Part of the reason for this less steep growth is that she started out strong to begin with. Nathaniel Fludd on the other hand, does have quite a lot of growing to do. His emotional scars are greater, partly because his life experience has been more extreme, and partly because he had a more tender nature to begin with. So the Beastolgoist books are very much about him growing into a different, healthier, more emotionally secure and balanced individual.

It occurs to me that I really need to have Tools, not rules, tattooed on my forehead!


Anonymous said...

You'll have to have it tattooed backward, so you can read it in the reflection off your monitor.

Okay, I clearly need to get this book. I think I had it years ago, but hadn't really used it. Now I'm thinking it's like the Maass book, and maybe the reader (me!) wasn't quite ready. As I grow, my writing grows? Or the other way around?

Thanks, Robin.

BTW, I LOVED Grandmother & the governesses! And Theo's handling of them. :)

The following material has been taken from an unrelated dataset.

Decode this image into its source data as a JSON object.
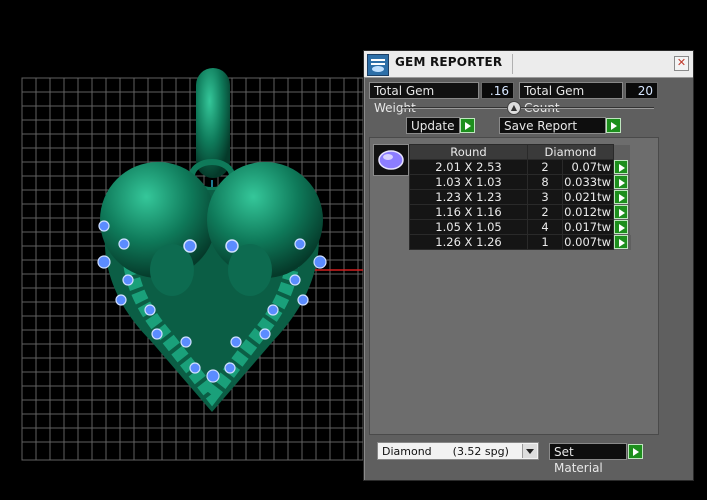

Robin L said...

LOL! True, Becky!

And you know, I tried to read this book before, too, and it left me pretty flat, but now, as you can see, it's really speaking to me. I would have to agree that it must have something to do with the stage of writing we're in, definitely. Or maybe just a confirmation of the adage, When the pupil is ready, the teacher will come...?

So glad Grandmother and the governesses worked for you! I had a TON of fun writing them.

Dave Johnson said...

A very timely post, Robin. I've been struggling with this issue because I also have a character who starts really strong, and doesn't undergo huge changes. It's frustrating sometimes when agents look at a synopsis and say, "I don't see the emotional arc of the character." I've concluded that for my character to be who she is, she simply can't change much - she is a rock most of the time and the world changes around her. She is affected by it, and she has an effect on it, but she refuses to let it change her. I can't write her confidently if I try to wedge in "personal growth" moments artificially.

I really get what you mean about Theodosia. The thing I adore about her is that she is very self-assured without being precocious. I don't want her to change! It's fine that she grows - she has to. But the lack of earthshaking self-revelation is in fact what seems to make her such a dependable and consistent character. She already knows who she is, and I love her for that.

Robin L said...

Hey Dave! So glad you "got" Theodosia! (Although quite a few people have found her precocious, which isn't necessarily a bad thing.)
When we were shopping the mss around, there were a few editors who wanted her to be more vulnerable, but like you, it didn't feel right to me. It can, however, be a challenge to overcome some of those perceptions.

If your character doesn't change much, does she grow in the same sense that Theo does? Does she become more self-aware in same way? Because even if a character doesn't change significantly, there should be something in the adventure that changes her view of the world.

I'm wondering if you could identify that, maybe you could emphasize her new awareness in the synopsis? Kind of pretend it's a growth arc, for the sake the synopsis?

Another trick, although fairly useless in the synopsis, is to be sure you've layered the character really well so that you are revealing her character in stages, which will give a feeling of emotional movement in the story.

Dave Johnson said...

It's exactly as you say - the character becomes more self-aware. She discovers all kinds of horrible things about her origins, her strengths and weaknesses, etc. but the point is that none of those things changes the person she is now, in terms of her core personality. Obviously she grapples with these revelations and realizations (which might be considered "growth") but in the end, she succeeds because she remains true to herself regardless of these things that should change her (for the worse). That's really hard to convey in a synopsis - but I'm gonna do it!